**YOUR INSTRUCTIONS**
With "value" as the search word, show every line of the material that has it.

**DATA LISTING**
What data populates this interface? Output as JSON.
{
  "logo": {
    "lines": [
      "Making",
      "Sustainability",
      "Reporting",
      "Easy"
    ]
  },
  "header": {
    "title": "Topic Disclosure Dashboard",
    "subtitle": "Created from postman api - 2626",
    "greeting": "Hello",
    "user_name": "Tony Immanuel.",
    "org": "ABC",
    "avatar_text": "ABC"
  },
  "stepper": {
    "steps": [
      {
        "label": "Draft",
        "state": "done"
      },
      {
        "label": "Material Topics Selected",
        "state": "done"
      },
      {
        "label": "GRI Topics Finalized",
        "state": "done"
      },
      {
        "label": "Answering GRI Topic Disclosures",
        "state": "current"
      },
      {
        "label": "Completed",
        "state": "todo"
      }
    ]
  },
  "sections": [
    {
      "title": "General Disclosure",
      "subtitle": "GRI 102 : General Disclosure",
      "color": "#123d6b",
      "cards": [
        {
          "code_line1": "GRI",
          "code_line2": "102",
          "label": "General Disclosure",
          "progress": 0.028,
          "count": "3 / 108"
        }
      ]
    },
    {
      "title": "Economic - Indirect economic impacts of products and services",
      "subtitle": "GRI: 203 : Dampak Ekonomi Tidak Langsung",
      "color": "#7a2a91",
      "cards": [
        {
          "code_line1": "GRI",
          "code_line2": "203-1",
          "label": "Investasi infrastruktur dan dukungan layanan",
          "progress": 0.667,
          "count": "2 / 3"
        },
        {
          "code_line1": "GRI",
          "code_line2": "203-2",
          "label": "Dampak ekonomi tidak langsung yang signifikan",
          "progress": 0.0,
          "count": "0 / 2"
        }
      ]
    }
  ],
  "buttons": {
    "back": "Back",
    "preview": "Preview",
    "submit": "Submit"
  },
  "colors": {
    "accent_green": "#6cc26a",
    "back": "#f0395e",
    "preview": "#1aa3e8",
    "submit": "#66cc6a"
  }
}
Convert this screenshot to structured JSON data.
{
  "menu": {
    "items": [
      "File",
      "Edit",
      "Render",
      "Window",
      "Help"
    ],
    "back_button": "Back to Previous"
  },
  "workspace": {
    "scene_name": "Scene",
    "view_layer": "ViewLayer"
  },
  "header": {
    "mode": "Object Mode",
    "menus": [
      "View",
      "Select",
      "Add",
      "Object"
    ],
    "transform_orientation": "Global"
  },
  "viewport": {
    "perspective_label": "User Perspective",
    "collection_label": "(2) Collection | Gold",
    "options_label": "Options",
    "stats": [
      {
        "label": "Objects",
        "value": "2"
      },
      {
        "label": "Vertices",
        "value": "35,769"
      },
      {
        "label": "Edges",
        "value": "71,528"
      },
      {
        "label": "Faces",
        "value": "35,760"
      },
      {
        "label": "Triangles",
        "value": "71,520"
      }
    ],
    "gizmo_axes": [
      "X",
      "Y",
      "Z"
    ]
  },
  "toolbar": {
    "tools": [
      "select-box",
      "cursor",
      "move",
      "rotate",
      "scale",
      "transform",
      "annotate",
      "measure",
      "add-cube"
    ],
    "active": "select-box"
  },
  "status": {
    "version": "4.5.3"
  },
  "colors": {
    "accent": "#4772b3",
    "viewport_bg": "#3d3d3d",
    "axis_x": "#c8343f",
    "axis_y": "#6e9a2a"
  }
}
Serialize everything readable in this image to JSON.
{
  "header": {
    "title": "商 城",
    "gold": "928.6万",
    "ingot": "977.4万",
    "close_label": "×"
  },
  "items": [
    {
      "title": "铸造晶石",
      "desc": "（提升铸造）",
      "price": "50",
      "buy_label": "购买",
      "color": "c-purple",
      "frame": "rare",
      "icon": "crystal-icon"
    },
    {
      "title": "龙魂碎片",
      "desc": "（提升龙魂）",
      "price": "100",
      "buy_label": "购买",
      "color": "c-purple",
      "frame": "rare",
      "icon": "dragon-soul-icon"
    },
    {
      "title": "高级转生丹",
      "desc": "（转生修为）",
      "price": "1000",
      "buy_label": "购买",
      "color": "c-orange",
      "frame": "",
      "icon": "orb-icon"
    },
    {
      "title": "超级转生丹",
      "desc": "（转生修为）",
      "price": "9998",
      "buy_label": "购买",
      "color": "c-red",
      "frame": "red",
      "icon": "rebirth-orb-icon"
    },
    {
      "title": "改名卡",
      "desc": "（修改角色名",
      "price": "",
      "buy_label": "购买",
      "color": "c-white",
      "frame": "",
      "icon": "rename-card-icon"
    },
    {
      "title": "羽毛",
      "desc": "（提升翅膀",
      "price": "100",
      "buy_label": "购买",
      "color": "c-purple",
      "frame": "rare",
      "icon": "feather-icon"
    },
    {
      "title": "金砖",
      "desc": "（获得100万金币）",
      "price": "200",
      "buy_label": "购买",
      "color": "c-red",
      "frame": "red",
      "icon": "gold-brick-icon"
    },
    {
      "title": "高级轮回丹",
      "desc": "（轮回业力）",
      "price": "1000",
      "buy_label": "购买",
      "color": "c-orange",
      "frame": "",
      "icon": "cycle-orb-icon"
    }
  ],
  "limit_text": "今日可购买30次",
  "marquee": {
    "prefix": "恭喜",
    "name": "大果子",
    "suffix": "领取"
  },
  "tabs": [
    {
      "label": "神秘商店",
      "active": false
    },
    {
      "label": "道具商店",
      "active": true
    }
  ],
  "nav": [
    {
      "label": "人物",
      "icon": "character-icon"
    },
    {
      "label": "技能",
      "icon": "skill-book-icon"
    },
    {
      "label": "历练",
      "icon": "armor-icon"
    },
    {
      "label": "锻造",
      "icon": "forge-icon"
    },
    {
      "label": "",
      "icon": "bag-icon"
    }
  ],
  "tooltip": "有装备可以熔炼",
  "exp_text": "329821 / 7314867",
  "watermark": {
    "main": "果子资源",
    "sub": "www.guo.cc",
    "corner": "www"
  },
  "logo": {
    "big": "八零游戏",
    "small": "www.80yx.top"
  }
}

**EXERCISE OUTPUT**
        "value": "2"
        "value": "35,769"
        "value": "71,528"
        "value": "35,760"
        "value": "71,520"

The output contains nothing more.